If certain statutory conditions are fulfilled, companies obliged to pay the Macedonian Corporate Income Tax (CIT) should submit reports for their 2019 transactions with related parties to the Public Revenue Office before September 30, 2020. The 2019 financial year is the first for which CIT payers are obliged to file such reports, according to the CIT Law.
Given the significant tightening of Polish tax regulations with regard to carrying out and appropriately documenting and reporting transactions, implementing a tax risk management policy has now become a business necessity in Poland both for enterprises with Polish capital and global giants with Polish subsidiaries.
Doing business remotely continues to gain in popularity, both allowing work to continue (often from home) when pandemic conditions require it and actually increasing many individuals’ overall productivity in certain industries. Despite its advantages, however, the data implications of remote working have recently become more complex.
Rare is the opportunity to participate in a wave of enthusiastic transformation – a breaking-away from old ways and a journey to uncharted regions. Duncan Weston, Executive Partner at CMS, has played a fundamental role in several different law firm and legal industry transformations. And he’s not done yet.
CMS has advised Plastic Omnium on establishing a joint venture with ElringKlinger. In addition, Plastic Omnium acquired ElringKlinger’s Austrian subsidiary — ElringKlinger Fuelcell Systems Austria — for almost EUR 15 million. KPMG Law Germany and KPMG Law Austria Buchberger Ettmayer advised ElringKlinger on the transaction, which remain subject to regulatory approval.
Montenegro first introduced a State aid control framework in 2011 in preparation for initiating the EU accession process. Almost ten years later, as the candidate country currently furthest along its accession journey, Montenegro has largely harmonized its State aid framework with the EU acquis. Still, the current level of enforcement and transparency leave a lot of room for improvement.
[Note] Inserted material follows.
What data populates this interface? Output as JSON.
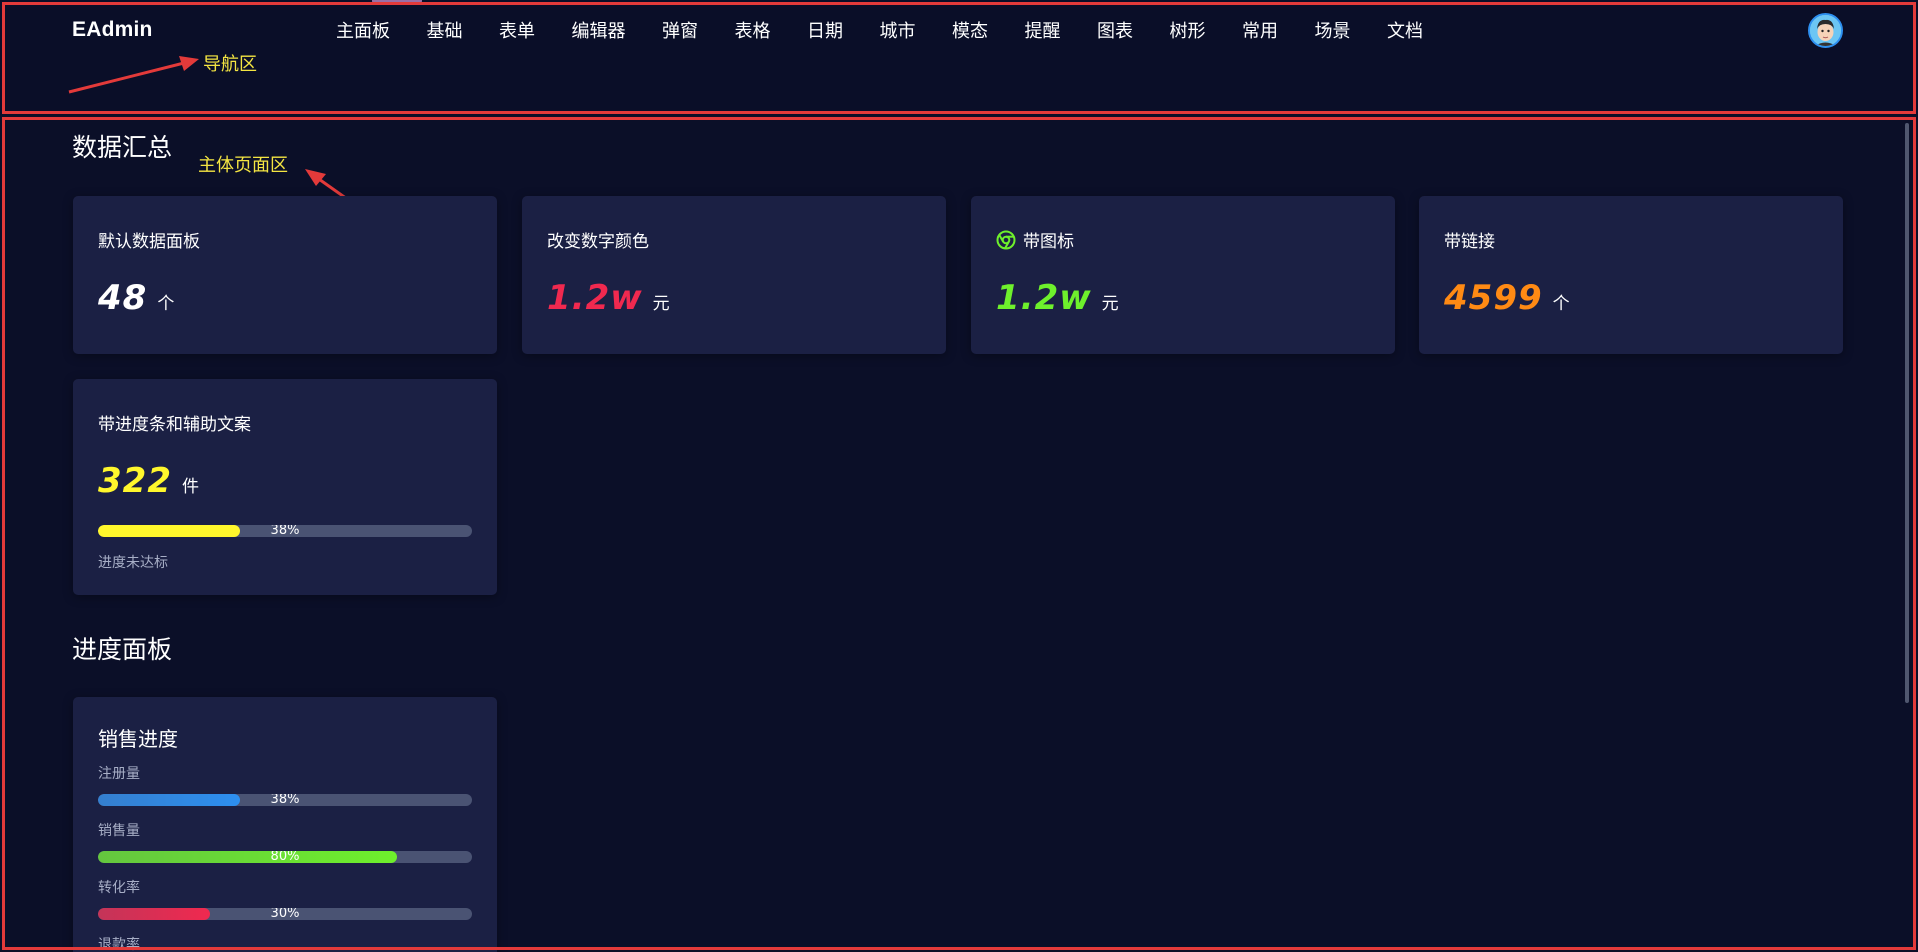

In merger control, the standstill obligation requires that the parties refrain from implementing a concentration before obtaining the required merger clearance. This duty represents a cornerstone of many merger control regimes and is intended to protect the structure of the market and the consumers from any damage that could result from a transaction that had not been properly examined and could turn out to be anti-competitive.
Some experts say that “data is the new oil,” but oil can catch fire easily without proper handling. When you hear concerns about the collection of personal data, you might first associate them with data protection regulations, but competition law can also seriously affect your business. Competition authorities have intervened recently against platforms by using patterns that might be widely applied to other companies. Is this just the beginning? Who is in danger?
The Turkish capital markets have undergone many regulatory amendments and adjustments this year to provide a more robust environment in terms of transparency, competition, and stability for investors. As regulators have kept manipulative transactions in their sights to overcome the panic created by COVID-19, the Turkish Capital Markets Board (CMB) has imposed many sanctions and penalties.
Are you still reading? Despite the title this is not a COVID-19 piece. Quite frankly we have had enough of that. We want life to go back to how it was – but it won’t. Something new is happening. People have been humbled by the effects of the C-word on their very existence. Everyone is suddenly more aware of the need to change – in Turkey, for example, we always kiss and hug upon meeting, and we are not used to the concept of social distancing at all. Now we stand a meter apart and elbow or fist bump – which still feels odd to me. We are aware and we are asking ourselves – “what needs to change? Was this our fault? What is biodiversity? What can we do?”
Already struggling with the international coronavirus pandemic, Bulgaria has recently found itself dealing with a major internal political crisis as well – one which, ironically, despite the general incentive towards social distancing, has brought people outside of their homes and onto the streets of the nation’s major cities.